  45. Venrick, E. L., McGowan, J. A., Cayan, D. R., and Hayward, T. L., 1987, Climate and chlorophyll a: Long-term trends in the Central North Pacific Ocean, Science, 238:70.PubMedCrossRefGoogle Scholar
  46. Volk, T., and Hoffert, M. I., 1985, Ocean carbon pumps: Analysis of relative strengths and efficiencies in ocean-driven atmospheric CO2 changes, In: “The Carbon Cycle and Atmospheric CO2: Natural Variations Archean to Present,” E. Sundquist and W. S. Broecker, eds., Geophysical Monograph 32, American Geophysical Union.Google Scholar
  47. Volk, T., and Liu, Z., 1988, Controls of CO2 sources and sinks in the earth scale surface ocean: Temperature and nutrients, Global Biogeochem. Cycles, 2:73.CrossRefGoogle Scholar
  48. Walsh, J. J., 1989, How much shelf production reaches the deep sea?, In: “Productivity of the Ocean: Present and Past,” W. H. Berger, V. S. Smetacek, and G. Wefer, eds., John Wiley & Sons, Chichester.Google Scholar
  49. Watson, A. J., Robinson, C., Robinson, J. E., Williams, P. J. leB., and Fasham, M. J. R., 1991, Spatial variability in the sink for atmospheric carbon dioxide in the North Atlantic, Nature, 350:50.CrossRefGoogle Scholar

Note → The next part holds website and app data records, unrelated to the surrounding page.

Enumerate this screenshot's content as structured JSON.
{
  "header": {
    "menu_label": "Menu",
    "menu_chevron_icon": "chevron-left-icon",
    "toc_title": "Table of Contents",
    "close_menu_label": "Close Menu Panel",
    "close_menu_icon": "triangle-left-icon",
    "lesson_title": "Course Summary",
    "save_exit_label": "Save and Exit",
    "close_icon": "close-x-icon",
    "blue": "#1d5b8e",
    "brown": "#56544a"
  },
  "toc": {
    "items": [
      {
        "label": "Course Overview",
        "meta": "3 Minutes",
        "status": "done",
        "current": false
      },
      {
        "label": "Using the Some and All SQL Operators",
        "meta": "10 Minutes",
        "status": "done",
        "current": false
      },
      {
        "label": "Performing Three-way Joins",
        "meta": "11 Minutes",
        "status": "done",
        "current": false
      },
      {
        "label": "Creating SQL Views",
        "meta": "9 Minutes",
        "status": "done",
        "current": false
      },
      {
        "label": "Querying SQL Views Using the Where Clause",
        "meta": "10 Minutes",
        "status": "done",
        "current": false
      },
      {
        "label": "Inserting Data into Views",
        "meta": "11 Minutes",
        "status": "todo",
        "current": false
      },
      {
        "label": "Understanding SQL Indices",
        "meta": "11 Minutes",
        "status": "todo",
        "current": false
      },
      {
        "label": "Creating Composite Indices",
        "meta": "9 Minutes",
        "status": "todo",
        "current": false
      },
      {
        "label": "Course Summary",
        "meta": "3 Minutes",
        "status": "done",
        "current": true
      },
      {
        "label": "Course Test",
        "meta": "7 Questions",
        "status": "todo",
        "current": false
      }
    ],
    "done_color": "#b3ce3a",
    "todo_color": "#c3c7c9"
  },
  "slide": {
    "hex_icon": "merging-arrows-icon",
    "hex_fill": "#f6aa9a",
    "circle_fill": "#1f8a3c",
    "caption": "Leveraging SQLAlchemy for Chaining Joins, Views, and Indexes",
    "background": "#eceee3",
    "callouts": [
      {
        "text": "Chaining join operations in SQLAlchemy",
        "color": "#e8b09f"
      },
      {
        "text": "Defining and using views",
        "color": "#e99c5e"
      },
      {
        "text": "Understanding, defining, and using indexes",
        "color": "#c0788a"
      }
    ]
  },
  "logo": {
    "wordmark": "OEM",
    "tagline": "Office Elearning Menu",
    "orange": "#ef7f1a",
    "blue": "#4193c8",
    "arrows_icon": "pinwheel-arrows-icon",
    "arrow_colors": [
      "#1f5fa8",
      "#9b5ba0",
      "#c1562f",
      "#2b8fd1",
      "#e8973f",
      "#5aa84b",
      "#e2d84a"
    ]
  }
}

Copyright information

© Springer Science+Business Media New York 1992

Authors and Affiliations

  • Jorge L. Sarmiento
    • 1
  • Ulrich Siegenthaler
    • 2
  1. 1.Program in Atmospheric and Ocean SciencesPrinceton UniversityPrincetonUSA
  2. 2.Physics InstituteUniversity of BernBernSwitzerland

Personalised recommendations